The latest rankings:
The latest rankings:
IDK, maybe they will.
Of course, this design is the “beautiful” version. (What would an ugly rain garden look like, one wonders.)
And look, the “natural” weeds have already been carefully planted. Is our PUC going to water these weeds, you know, during the months and months when we don’t get any rain at all, to keep them green and “beautiful?” We’ll see.
(BTW, if you label the PUC the PUC, at least a few employees / contractors / interns / somebody who has access to the PUC’s email system just might hector you about instead calling the PUC “SF Water,” or SF Water Power Sewer. Let’s hope our SFPUC isn’t paying its employees $114 an hour on the side to email about how “confused” I am with my belief that the SFPUC can, at least sometimes, be rightfully be called the SFPUC.)
But, Gentle Reader, the well-paid PUC outreach people say that you can take a “tour” of these rain gutters if you want. Email at email@example.com
[UPDATE: Our PUC writes in tell about how I’m confusing them with the CAPUC, the same way, one supposes that Mssrs. Matier and Ross got “confused” when calling them the PUC here. But take their tour if you want – see Comments.]
Remember the revival of “Victory Gardens?” I do. It peaked in 2009. But the new thang in urban gardening is upon us.
As seen on Fell, looking inbound:
(Oh, and the microfences already indicate that no bike parking is allowed. So what’s the PUC going to do? Ticket your ride? Cut off your lock and impound your bike?)
On Fell, looking outbound:
And look, clobblestones!
Are these real cobblestones? One can’t tell. Should they be? One doesn’t know.
All right, that was the windup, and now here’s the pitch, from the SFPUC, a wholly-owned subsidiary of PG&E:
Are these realtor-backed parklets “beautiful?” I don’t think so. Will they “improve safety?” I don’t see how. And actually, spending tax and fee payer money on “streetscape” “beauty” instead of safety is the opposite of “improving safety,” PUC. Oh, and PUC, if you ever want to talk about how best to “manage” California’s water resources for the benefit of all Californians, look me up, cause you’re doing it wrong…

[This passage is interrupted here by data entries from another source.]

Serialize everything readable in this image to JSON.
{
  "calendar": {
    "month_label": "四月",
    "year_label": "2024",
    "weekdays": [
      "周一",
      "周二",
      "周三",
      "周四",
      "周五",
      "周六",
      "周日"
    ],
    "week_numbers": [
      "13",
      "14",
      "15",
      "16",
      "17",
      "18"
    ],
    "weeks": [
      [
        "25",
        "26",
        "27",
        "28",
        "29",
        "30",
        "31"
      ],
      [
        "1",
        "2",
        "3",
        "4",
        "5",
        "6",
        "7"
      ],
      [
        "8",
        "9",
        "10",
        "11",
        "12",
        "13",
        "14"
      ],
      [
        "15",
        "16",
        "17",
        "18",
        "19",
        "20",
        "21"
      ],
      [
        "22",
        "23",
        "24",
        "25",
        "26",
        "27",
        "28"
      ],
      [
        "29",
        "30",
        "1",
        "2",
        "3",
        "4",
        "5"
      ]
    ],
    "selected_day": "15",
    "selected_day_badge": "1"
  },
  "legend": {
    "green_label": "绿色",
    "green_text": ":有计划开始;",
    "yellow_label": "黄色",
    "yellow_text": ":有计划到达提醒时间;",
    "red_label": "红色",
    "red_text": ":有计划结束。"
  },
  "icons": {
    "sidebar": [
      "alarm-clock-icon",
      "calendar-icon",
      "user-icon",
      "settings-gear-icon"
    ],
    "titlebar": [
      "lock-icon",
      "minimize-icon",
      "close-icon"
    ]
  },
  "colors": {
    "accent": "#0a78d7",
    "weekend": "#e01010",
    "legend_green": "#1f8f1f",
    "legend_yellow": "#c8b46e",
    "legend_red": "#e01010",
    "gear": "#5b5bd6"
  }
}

All the deets:
Learn More About the Project
Check out SFMTA’s project website to learn more!
Improving Traffic Safety and Enhancing Stormwater Collection
The San Francisco Public Utilities Commission (SFPUC) is teaming up with the San Francisco Municipal Transportation Agency (SFMTA) on the Oak Street and Fell Street Pedestrian and Bike Safety Project to integrate stormwater management with their traffic calming project.
In response to strong public feedback for more greenery and planting for the project, we’ve added rain gardens to the bulbouts along Oak and Fell Streets. A rain garden is a stormwater management technique which infiltrates stormwater into the soil, diverting water from going into the sewer. This addition to the project will benefit community members; not only will the project make residents and travelers safer, the rain gardens will add beauty and character to the intersections. Our partnership with the SFMTA will extend the improvements already underway. While the addition of green infrastructure will not result in any additional parking losses beyond what was approved by the SFMTA Board of Directors in May 2012, four of the bulbouts will be larger than initially proposed. Originally scheduled for construction in late 2013, the project is slated to begin construction in early summer 2014.
For construction inquiries, please contact:
Dadisi Najib – SFDPW
Luis Montoya – SFMTA
Ari Frink – SFPUC
For more project information, visit SFMTA’s site here.
As promised, A Giant Cartoon Map of the San Francisco Water System, from the San Francisco Public Utilities Commission.
Click on it to swim around and see where your tasty San Francisco wawa comes from. What’s that you say, what about lead and stuff? Well they test for that all the time, Silly Billy. What’s that you say, what about the lead solder that’s in the pipes in your building? Well, one thing you can do is let your water run for a bit to minimise exposure to the lead that’s leached into the water sitting in the pipes. It can’t hoit.
Anyway, click expand.